Work order
Quote every line of the material beneath this one.
* * * * * * *
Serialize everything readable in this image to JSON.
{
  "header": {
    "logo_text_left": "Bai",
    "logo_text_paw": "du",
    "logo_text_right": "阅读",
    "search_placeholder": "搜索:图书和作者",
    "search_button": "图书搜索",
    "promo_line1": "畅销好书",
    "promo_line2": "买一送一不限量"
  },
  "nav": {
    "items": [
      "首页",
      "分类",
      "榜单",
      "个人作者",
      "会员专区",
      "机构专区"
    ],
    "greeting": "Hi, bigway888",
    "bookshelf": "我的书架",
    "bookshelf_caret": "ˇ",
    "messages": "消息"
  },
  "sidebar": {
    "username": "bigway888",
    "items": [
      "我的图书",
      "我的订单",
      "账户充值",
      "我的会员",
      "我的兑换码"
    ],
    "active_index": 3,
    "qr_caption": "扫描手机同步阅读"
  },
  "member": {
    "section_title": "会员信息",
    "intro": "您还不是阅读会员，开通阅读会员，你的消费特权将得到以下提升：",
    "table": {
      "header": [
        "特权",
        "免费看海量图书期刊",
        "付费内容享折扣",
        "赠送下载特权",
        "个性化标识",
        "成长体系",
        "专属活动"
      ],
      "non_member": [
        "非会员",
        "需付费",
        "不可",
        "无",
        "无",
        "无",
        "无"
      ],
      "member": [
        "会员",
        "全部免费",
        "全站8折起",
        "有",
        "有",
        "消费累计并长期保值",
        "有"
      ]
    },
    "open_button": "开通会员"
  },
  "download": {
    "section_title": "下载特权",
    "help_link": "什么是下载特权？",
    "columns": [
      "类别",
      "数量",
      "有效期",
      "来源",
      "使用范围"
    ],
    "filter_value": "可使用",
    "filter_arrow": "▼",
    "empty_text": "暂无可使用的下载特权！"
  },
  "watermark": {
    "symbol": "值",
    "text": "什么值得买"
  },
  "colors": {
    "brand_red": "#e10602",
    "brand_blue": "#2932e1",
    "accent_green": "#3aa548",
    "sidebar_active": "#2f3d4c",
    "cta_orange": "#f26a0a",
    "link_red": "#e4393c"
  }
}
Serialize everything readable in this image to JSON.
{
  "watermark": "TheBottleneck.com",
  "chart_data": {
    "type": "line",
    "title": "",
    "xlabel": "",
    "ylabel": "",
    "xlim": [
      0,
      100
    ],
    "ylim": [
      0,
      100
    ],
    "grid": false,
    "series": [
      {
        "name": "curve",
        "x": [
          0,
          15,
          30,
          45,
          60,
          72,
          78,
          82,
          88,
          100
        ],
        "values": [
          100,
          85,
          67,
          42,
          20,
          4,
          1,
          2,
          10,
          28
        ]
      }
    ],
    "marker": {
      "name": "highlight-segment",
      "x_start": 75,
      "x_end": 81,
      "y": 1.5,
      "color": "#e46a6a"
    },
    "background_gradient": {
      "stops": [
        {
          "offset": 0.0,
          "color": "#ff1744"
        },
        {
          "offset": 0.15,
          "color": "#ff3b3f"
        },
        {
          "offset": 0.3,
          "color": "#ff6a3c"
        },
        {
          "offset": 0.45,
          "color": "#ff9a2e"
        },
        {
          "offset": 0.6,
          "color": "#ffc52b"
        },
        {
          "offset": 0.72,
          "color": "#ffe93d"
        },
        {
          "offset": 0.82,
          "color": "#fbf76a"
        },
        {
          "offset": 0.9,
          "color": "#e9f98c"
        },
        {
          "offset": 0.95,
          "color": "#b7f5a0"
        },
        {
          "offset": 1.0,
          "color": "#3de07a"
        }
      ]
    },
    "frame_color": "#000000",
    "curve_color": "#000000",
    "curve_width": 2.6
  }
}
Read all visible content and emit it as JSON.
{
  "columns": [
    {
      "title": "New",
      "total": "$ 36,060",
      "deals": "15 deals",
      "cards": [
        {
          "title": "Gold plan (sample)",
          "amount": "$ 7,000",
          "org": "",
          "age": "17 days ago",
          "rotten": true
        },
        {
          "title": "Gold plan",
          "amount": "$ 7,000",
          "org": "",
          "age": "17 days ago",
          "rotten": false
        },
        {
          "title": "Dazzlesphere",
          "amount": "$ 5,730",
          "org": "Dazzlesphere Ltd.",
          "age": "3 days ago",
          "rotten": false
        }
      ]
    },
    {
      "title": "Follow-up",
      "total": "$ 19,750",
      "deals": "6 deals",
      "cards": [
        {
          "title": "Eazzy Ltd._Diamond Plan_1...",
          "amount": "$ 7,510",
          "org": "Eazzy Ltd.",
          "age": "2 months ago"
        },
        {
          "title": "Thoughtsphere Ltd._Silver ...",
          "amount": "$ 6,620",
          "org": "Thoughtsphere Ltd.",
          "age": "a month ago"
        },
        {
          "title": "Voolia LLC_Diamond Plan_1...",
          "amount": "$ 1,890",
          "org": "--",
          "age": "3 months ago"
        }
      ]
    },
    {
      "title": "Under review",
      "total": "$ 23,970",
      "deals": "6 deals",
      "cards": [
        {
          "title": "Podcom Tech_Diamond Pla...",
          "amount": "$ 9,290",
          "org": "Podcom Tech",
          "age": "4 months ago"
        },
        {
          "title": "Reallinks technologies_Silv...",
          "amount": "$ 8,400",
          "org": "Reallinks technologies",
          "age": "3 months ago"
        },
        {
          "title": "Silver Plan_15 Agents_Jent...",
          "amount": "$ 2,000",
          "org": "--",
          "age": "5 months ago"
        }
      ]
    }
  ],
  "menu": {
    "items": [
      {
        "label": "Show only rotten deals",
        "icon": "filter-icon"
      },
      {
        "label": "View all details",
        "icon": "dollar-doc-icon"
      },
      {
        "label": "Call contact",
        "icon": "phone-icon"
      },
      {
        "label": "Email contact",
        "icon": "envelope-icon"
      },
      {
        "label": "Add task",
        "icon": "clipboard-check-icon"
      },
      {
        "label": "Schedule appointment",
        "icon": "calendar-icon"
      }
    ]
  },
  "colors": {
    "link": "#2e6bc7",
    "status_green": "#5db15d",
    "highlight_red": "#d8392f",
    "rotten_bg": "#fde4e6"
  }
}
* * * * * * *
Exercise result
Serialize everything readable in this image to JSON.
{
  "header": {
    "logo_text_left": "Bai",
    "logo_text_paw": "du",
    "logo_text_right": "阅读",
    "search_placeholder": "搜索:图书和作者",
    "search_button": "图书搜索",
    "promo_line1": "畅销好书",
    "promo_line2": "买一送一不限量"
  },
  "nav": {
    "items": [
      "首页",
      "分类",
      "榜单",
      "个人作者",
      "会员专区",
      "机构专区"
    ],
    "greeting": "Hi, bigway888",
    "bookshelf": "我的书架",
    "bookshelf_caret": "ˇ",
    "messages": "消息"
  },
  "sidebar": {
    "username": "bigway888",
    "items": [
      "我的图书",
      "我的订单",
      "账户充值",
      "我的会员",
      "我的兑换码"
    ],
    "active_index": 3,
    "qr_caption": "扫描手机同步阅读"
  },
  "member": {
    "section_title": "会员信息",
    "intro": "您还不是阅读会员，开通阅读会员，你的消费特权将得到以下提升：",
    "table": {
      "header": [
        "特权",
        "免费看海量图书期刊",
        "付费内容享折扣",
        "赠送下载特权",
        "个性化标识",
        "成长体系",
        "专属活动"
      ],
      "non_member": [
        "非会员",
        "需付费",
        "不可",
        "无",
        "无",
        "无",
        "无"
      ],
      "member": [
        "会员",
        "全部免费",
        "全站8折起",
        "有",
        "有",
        "消费累计并长期保值",
        "有"
      ]
    },
    "open_button": "开通会员"
  },
  "download": {
    "section_title": "下载特权",
    "help_link": "什么是下载特权？",
    "columns": [
      "类别",
      "数量",
      "有效期",
      "来源",
      "使用范围"
    ],
    "filter_value": "可使用",
    "filter_arrow": "▼",
    "empty_text": "暂无可使用的下载特权！"
  },
  "watermark": {
    "symbol": "值",
    "text": "什么值得买"
  },
  "colors": {
    "brand_red": "#e10602",
    "brand_blue": "#2932e1",
    "accent_green": "#3aa548",
    "sidebar_active": "#2f3d4c",
    "cta_orange": "#f26a0a",
    "link_red": "#e4393c"
  }
}
Serialize everything readable in this image to JSON.
{
  "watermark": "TheBottleneck.com",
  "chart_data": {
    "type": "line",
    "title": "",
    "xlabel": "",
    "ylabel": "",
    "xlim": [
      0,
      100
    ],
    "ylim": [
      0,
      100
    ],
    "grid": false,
    "series": [
      {
        "name": "curve",
        "x": [
          0,
          15,
          30,
          45,
          60,
          72,
          78,
          82,
          88,
          100
        ],
        "values": [
          100,
          85,
          67,
          42,
          20,
          4,
          1,
          2,
          10,
          28
        ]
      }
    ],
    "marker": {
      "name": "highlight-segment",
      "x_start": 75,
      "x_end": 81,
      "y": 1.5,
      "color": "#e46a6a"
    },
    "background_gradient": {
      "stops": [
        {
          "offset": 0.0,
          "color": "#ff1744"
        },
        {
          "offset": 0.15,
          "color": "#ff3b3f"
        },
        {
          "offset": 0.3,
          "color": "#ff6a3c"
        },
        {
          "offset": 0.45,
          "color": "#ff9a2e"
        },
        {
          "offset": 0.6,
          "color": "#ffc52b"
        },
        {
          "offset": 0.72,
          "color": "#ffe93d"
        },
        {
          "offset": 0.82,
          "color": "#fbf76a"
        },
        {
          "offset": 0.9,
          "color": "#e9f98c"
        },
        {
          "offset": 0.95,
          "color": "#b7f5a0"
        },
        {
          "offset": 1.0,
          "color": "#3de07a"
        }
      ]
    },
    "frame_color": "#000000",
    "curve_color": "#000000",
    "curve_width": 2.6
  }
}
Read all visible content and emit it as JSON.
{
  "columns": [
    {
      "title": "New",
      "total": "$ 36,060",
      "deals": "15 deals",
      "cards": [
        {
          "title": "Gold plan (sample)",
          "amount": "$ 7,000",
          "org": "",
          "age": "17 days ago",
          "rotten": true
        },
        {
          "title": "Gold plan",
          "amount": "$ 7,000",
          "org": "",
          "age": "17 days ago",
          "rotten": false
        },
        {
          "title": "Dazzlesphere",
          "amount": "$ 5,730",
          "org": "Dazzlesphere Ltd.",
          "age": "3 days ago",
          "rotten": false
        }
      ]
    },
    {
      "title": "Follow-up",
      "total": "$ 19,750",
      "deals": "6 deals",
      "cards": [
        {
          "title": "Eazzy Ltd._Diamond Plan_1...",
          "amount": "$ 7,510",
          "org": "Eazzy Ltd.",
          "age": "2 months ago"
        },
        {
          "title": "Thoughtsphere Ltd._Silver ...",
          "amount": "$ 6,620",
          "org": "Thoughtsphere Ltd.",
          "age": "a month ago"
        },
        {
          "title": "Voolia LLC_Diamond Plan_1...",
          "amount": "$ 1,890",
          "org": "--",
          "age": "3 months ago"
        }
      ]
    },
    {
      "title": "Under review",
      "total": "$ 23,970",
      "deals": "6 deals",
      "cards": [
        {
          "title": "Podcom Tech_Diamond Pla...",
          "amount": "$ 9,290",
          "org": "Podcom Tech",
          "age": "4 months ago"
        },
        {
          "title": "Reallinks technologies_Silv...",
          "amount": "$ 8,400",
          "org": "Reallinks technologies",
          "age": "3 months ago"
        },
        {
          "title": "Silver Plan_15 Agents_Jent...",
          "amount": "$ 2,000",
          "org": "--",
          "age": "5 months ago"
        }
      ]
    }
  ],
  "menu": {
    "items": [
      {
        "label": "Show only rotten deals",
        "icon": "filter-icon"
      },
      {
        "label": "View all details",
        "icon": "dollar-doc-icon"
      },
      {
        "label": "Call contact",
        "icon": "phone-icon"
      },
      {
        "label": "Email contact",
        "icon": "envelope-icon"
      },
      {
        "label": "Add task",
        "icon": "clipboard-check-icon"
      },
      {
        "label": "Schedule appointment",
        "icon": "calendar-icon"
      }
    ]
  },
  "colors": {
    "link": "#2e6bc7",
    "status_green": "#5db15d",
    "highlight_red": "#d8392f",
    "rotten_bg": "#fde4e6"
  }
}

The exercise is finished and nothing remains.